Records from a collection
[Start of section]
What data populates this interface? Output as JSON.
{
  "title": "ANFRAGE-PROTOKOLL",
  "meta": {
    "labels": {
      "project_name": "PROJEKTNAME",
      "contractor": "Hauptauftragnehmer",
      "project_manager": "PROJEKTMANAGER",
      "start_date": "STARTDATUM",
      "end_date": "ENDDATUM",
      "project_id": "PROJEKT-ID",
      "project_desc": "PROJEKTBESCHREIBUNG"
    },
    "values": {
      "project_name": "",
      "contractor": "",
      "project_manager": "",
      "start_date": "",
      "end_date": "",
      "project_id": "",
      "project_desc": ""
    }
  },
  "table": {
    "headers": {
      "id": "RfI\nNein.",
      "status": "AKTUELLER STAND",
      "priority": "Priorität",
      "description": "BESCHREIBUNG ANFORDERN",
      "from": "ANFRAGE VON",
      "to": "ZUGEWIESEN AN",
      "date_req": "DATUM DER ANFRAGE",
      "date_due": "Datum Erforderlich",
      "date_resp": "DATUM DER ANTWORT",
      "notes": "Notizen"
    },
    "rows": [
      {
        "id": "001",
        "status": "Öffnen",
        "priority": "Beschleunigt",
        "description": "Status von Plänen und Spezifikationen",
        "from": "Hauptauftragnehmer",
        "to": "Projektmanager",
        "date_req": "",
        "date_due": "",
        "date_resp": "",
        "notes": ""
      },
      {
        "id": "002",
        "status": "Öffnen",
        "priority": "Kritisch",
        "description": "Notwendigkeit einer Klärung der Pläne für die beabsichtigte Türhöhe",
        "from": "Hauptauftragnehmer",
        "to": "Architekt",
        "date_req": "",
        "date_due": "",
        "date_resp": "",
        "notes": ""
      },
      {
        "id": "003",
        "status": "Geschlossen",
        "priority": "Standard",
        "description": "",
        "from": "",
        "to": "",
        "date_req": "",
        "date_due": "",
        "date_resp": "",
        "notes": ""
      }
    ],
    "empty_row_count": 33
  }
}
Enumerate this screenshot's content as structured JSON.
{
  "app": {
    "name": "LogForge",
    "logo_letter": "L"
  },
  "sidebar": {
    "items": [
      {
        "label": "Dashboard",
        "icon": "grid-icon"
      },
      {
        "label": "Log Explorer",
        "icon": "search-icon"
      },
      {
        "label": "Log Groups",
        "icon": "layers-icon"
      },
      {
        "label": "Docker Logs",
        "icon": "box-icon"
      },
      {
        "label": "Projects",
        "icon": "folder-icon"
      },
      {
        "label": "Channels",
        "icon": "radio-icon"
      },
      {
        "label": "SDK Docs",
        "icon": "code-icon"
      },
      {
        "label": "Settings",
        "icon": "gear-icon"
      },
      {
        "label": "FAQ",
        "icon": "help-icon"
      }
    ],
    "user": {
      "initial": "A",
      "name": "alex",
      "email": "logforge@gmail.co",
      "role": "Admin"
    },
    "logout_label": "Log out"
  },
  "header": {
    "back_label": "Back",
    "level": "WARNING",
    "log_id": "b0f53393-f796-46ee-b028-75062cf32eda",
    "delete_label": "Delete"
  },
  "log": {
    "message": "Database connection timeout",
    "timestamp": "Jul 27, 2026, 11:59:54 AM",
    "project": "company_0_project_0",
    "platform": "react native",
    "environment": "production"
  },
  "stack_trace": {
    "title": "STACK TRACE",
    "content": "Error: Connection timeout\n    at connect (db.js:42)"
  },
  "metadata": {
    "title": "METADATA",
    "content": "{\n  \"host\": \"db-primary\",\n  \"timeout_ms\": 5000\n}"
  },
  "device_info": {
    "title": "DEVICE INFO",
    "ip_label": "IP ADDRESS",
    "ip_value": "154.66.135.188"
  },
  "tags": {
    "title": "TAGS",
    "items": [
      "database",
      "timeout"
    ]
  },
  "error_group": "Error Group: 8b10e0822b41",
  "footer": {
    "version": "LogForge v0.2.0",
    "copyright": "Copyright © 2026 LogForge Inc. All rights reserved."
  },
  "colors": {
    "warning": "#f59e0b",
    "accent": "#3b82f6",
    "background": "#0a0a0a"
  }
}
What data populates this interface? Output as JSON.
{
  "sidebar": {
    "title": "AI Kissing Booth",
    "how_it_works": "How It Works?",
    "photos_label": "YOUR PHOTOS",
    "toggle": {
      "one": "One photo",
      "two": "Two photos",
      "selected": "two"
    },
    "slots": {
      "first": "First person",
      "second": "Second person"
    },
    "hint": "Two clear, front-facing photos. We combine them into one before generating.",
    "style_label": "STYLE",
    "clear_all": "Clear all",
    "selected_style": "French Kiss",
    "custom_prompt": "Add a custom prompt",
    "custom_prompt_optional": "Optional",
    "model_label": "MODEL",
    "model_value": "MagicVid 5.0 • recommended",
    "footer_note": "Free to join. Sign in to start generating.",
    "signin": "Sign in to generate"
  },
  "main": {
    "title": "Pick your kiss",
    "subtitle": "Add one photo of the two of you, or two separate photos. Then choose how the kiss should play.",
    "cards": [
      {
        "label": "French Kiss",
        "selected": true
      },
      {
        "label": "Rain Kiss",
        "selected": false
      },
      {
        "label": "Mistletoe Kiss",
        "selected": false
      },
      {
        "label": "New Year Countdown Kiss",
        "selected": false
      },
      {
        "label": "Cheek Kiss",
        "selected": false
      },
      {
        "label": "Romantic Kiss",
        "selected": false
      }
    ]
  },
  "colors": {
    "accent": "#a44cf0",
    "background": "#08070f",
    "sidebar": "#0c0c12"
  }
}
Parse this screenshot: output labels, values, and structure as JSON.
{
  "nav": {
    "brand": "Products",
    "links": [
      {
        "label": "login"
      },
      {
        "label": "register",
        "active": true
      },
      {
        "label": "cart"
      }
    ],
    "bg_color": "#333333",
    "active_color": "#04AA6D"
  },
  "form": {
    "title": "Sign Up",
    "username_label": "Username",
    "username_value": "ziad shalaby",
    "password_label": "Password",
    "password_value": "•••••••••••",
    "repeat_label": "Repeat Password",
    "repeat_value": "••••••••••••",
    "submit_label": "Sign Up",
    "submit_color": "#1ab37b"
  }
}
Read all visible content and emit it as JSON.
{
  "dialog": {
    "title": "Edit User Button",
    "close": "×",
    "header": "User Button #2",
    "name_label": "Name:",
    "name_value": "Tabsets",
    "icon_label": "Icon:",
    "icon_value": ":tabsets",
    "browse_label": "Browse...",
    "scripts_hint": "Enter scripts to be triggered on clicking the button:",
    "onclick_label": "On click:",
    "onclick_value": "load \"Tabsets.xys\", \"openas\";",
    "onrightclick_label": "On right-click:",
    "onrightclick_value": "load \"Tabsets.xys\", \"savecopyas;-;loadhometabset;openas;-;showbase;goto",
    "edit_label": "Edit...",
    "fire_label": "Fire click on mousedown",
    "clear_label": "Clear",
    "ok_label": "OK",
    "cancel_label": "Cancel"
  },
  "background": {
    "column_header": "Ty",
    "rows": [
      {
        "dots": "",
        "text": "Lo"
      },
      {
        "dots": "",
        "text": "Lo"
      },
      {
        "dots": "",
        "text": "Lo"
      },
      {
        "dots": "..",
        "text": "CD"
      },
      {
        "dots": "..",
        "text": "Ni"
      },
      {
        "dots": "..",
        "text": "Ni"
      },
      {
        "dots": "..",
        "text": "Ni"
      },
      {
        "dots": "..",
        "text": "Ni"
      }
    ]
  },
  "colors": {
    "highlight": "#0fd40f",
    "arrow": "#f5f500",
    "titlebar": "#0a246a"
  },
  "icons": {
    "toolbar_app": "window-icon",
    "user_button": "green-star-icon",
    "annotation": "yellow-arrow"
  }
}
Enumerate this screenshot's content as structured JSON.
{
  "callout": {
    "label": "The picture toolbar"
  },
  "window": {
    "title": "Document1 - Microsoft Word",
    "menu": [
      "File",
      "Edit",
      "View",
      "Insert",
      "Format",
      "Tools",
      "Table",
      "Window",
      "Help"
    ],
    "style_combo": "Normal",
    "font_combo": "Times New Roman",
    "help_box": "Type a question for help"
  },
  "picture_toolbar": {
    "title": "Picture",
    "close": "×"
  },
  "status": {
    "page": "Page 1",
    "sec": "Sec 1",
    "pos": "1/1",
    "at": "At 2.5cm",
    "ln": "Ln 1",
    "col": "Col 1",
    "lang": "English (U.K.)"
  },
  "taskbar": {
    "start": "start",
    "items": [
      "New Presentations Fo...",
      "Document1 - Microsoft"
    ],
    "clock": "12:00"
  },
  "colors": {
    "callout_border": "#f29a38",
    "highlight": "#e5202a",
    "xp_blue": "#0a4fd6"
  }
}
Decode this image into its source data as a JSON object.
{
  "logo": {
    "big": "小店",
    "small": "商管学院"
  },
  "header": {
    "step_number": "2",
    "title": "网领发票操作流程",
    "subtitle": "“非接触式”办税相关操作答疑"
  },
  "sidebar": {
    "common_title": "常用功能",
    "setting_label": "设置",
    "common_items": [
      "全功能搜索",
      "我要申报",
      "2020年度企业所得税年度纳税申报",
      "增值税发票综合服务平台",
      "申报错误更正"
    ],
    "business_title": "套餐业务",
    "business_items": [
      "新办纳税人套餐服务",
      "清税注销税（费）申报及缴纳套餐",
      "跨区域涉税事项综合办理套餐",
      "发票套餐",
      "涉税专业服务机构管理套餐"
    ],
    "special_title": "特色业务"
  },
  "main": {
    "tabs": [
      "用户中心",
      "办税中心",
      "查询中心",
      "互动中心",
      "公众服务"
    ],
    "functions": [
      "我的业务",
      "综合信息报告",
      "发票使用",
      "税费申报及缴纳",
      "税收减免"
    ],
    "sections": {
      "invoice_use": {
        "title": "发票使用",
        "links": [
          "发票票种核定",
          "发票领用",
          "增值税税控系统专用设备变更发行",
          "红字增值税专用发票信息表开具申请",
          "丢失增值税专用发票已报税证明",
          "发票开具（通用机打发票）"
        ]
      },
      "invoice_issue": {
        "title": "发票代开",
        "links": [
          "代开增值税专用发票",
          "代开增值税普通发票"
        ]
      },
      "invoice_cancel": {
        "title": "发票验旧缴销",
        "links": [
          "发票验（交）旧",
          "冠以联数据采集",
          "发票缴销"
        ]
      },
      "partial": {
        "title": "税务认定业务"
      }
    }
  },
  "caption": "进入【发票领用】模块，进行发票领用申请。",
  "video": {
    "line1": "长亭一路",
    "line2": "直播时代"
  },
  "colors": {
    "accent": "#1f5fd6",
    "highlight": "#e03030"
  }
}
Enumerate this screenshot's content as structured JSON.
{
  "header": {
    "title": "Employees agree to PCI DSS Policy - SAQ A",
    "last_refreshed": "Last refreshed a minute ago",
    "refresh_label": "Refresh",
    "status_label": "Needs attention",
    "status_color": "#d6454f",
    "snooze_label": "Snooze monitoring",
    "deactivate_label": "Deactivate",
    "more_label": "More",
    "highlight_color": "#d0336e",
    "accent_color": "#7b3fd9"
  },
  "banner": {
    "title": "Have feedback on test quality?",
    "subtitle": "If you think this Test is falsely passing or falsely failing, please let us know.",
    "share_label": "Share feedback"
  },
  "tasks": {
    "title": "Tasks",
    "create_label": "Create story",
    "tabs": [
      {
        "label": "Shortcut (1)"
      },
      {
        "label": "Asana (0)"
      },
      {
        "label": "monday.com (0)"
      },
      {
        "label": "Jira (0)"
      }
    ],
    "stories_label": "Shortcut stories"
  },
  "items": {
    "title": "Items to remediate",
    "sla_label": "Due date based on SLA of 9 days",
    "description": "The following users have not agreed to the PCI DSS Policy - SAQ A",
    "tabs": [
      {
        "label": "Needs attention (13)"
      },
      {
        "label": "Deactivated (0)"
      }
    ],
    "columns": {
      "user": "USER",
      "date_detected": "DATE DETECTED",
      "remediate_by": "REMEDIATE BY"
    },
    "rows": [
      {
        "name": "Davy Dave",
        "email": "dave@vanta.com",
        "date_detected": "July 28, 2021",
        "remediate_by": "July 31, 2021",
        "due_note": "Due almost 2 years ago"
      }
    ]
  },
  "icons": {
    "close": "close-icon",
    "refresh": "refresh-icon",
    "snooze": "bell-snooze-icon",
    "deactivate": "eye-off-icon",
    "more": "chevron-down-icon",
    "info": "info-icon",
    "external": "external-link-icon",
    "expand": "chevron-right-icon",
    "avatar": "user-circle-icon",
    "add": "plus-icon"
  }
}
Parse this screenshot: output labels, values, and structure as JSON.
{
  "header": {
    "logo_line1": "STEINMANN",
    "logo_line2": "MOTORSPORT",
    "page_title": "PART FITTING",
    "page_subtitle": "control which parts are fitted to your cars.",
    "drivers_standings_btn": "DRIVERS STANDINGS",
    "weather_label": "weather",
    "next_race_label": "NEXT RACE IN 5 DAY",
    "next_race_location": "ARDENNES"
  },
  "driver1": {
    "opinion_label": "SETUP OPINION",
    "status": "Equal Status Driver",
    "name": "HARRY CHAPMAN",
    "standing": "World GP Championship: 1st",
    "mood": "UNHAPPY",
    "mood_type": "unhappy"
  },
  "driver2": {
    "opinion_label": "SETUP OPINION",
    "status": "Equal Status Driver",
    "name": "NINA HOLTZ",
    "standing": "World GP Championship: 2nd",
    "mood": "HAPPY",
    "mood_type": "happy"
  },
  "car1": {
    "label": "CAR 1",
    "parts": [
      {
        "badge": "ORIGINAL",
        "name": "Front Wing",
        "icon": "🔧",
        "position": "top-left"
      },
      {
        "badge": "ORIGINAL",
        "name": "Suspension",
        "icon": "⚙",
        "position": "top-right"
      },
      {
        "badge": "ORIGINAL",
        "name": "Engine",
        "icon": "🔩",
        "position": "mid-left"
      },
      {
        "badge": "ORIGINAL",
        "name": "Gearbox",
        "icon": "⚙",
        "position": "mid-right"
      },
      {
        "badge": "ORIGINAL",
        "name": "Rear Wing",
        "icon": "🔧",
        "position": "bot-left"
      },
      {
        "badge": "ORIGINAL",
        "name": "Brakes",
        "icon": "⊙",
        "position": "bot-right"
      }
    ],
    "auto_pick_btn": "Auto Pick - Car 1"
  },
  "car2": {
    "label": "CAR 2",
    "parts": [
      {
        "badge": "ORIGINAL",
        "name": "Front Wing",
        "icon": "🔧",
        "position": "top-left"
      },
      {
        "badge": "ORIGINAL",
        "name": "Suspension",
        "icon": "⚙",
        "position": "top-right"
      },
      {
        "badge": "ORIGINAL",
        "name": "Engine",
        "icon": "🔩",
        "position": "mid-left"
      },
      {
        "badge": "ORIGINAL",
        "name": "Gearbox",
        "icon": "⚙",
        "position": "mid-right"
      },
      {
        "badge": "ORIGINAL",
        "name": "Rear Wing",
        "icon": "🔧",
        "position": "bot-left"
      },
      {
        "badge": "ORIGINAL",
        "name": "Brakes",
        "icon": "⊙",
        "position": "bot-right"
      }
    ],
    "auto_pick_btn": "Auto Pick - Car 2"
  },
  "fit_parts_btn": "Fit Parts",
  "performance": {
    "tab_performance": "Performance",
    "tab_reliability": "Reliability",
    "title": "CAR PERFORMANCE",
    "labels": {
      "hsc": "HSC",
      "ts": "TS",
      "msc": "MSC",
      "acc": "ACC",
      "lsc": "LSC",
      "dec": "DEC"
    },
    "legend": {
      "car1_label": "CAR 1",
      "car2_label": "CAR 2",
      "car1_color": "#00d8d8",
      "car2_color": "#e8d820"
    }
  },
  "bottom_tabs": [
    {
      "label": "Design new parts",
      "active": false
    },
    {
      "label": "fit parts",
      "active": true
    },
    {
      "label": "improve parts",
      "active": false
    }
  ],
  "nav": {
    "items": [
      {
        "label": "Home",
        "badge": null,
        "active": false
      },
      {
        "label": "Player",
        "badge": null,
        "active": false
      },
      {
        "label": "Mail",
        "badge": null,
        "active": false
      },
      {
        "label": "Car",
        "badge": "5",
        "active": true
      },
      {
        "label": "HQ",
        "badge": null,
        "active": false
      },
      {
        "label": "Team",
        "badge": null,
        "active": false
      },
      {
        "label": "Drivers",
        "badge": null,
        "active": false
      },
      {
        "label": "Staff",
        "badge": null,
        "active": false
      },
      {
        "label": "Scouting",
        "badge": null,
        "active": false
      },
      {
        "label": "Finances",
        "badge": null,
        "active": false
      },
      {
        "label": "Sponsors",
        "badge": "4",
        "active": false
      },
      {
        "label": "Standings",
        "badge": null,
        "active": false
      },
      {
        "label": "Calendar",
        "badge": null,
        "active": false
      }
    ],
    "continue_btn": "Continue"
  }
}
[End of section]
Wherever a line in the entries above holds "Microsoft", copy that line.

    "title": "Document1 - Microsoft Word",
      "Document1 - Microsoft"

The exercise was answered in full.